'As Though She Were Sleeping" is a gentler take on the stories and landscapes that have marked Elias Khoury's powerful and often disturbing work.

Khoury, mentioned in recent years as a contender for literature's Nobel Prize, has set most of his stories in Lebanon and Palestine. His best-known novel, "Gate of the Sun," is a sprawling look at post-1948 Palestine. Khoury is particularly interested in the links between storytelling and trauma: His 2002 novel, "Yalo," foregrounds a rapist's confessions; several of his novels are set during the Lebanese civil war.

Part of the softer tone of "As Though She Were Sleeping" comes from its earlier setting. It begins and ends in December 1947, before the establishment of Israel. It also centers on an apolitical Christian woman from Beirut.

Milia's life has its hardships, certainly, but her traumas are mostly of an ordinary sort. Great changes take place during her lifetime, but Milia says that politics give her a headache. Nazareth "was boiling over, but she [Milia] did not really notice anything out of the ordinary."

The book begins and ends in the fraught Nazareth of 1947, but without emphasizing the city's tensions. Gentle Milia isn't blind; she can see that a tragedy is coming. Yet her focus is on giving birth. She slips in and out of dream-memories as she lies in a hospital bed and pushes out her son.

The book is filtered through this dream state, with Milia reliving and reshaping moments from her past. As in many of Khoury's novels, the narrative barely crosses space or time; we end where we began. The book's UK translator, Humphrey Davies, called "As Though She Were Sleeping" "one of the least linear books ever put down on paper." Instead, the narrative revolves around its core images in ever tighter circles.

The book thus relies on the strength of its carefully crafted, circling sentences. Translator Marilyn Booth does well in rebuilding them in smooth English.

One of the book's unexpected delights is how it details changes in Levantine cuisine, health care and dress. When trousers arrived: "In essence, Beirut experienced its phase of European fashion as though it were a carnival of laughs: men walking with their feet unnaturally far apart, as if every male in the city had suddenly gone lame; endless jokes; and a devastating sense of professional impotence among the traditional tailors who could not accustom themselves to the new style of apparel."
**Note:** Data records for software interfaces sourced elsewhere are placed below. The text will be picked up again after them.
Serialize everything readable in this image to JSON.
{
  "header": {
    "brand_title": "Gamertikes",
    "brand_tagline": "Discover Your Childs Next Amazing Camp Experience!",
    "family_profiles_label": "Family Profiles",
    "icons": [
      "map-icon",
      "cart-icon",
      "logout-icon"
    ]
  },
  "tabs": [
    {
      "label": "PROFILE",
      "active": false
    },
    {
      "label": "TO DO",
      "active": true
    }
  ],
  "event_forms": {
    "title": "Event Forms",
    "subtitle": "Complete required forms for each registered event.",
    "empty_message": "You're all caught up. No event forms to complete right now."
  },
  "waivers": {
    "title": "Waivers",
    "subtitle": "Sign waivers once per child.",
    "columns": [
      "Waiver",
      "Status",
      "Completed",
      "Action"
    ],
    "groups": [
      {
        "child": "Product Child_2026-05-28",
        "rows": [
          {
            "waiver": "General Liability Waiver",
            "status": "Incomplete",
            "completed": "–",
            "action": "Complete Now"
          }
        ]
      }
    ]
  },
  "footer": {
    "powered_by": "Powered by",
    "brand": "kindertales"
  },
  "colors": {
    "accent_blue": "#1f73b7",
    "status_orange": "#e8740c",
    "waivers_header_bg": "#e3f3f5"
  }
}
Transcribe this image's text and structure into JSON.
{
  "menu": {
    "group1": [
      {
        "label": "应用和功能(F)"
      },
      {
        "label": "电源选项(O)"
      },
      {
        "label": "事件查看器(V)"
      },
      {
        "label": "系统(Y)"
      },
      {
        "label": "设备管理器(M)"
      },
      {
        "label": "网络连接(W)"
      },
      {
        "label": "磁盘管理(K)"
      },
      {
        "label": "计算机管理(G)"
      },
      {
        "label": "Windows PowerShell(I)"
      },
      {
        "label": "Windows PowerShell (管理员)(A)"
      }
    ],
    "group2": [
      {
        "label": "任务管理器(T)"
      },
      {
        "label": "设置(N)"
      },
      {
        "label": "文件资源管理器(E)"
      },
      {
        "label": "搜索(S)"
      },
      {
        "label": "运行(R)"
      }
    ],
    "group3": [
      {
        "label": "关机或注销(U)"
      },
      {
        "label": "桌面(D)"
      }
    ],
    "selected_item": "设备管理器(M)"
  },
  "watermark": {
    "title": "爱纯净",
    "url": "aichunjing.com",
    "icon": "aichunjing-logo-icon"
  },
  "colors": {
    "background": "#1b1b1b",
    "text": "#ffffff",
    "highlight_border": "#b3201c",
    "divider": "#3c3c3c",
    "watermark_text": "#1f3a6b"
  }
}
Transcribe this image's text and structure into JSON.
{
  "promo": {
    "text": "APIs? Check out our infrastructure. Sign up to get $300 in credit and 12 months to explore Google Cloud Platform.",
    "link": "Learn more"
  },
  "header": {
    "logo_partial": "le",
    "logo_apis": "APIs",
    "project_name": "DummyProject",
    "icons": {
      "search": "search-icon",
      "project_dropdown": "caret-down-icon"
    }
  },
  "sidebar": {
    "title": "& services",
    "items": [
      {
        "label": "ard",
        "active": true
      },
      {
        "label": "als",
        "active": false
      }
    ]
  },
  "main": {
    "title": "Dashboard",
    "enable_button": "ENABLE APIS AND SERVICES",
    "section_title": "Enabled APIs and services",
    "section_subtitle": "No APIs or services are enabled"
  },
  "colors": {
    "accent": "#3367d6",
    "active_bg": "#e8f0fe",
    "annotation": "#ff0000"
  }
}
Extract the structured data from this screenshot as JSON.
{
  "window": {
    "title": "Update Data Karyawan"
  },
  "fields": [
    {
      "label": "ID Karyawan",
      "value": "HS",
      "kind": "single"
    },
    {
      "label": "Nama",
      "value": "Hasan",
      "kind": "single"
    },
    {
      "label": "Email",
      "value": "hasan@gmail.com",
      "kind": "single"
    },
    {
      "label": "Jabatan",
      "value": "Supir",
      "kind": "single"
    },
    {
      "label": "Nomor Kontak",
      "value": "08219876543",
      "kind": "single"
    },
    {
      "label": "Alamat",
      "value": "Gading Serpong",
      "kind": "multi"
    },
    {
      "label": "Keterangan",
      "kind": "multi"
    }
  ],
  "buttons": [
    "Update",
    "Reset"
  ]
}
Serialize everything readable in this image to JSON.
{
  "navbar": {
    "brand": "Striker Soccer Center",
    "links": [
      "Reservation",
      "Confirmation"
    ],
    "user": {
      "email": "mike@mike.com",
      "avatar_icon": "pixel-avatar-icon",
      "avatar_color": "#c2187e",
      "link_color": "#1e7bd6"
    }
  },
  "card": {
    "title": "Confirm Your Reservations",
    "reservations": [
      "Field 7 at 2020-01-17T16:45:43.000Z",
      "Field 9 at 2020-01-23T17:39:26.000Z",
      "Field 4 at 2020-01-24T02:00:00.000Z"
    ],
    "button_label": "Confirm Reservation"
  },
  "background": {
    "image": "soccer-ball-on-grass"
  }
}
Khoury's 11th novel might not be remembered as one of his core works, like the expansive "Gate of the Sun" or the terrifying "Yalo," but it gives the flavor of a very important novelist's core philosophies and obsessions through a woman's last memories.

M. Lynx Qualey is a Minnesota-born writer who lives in Cairo.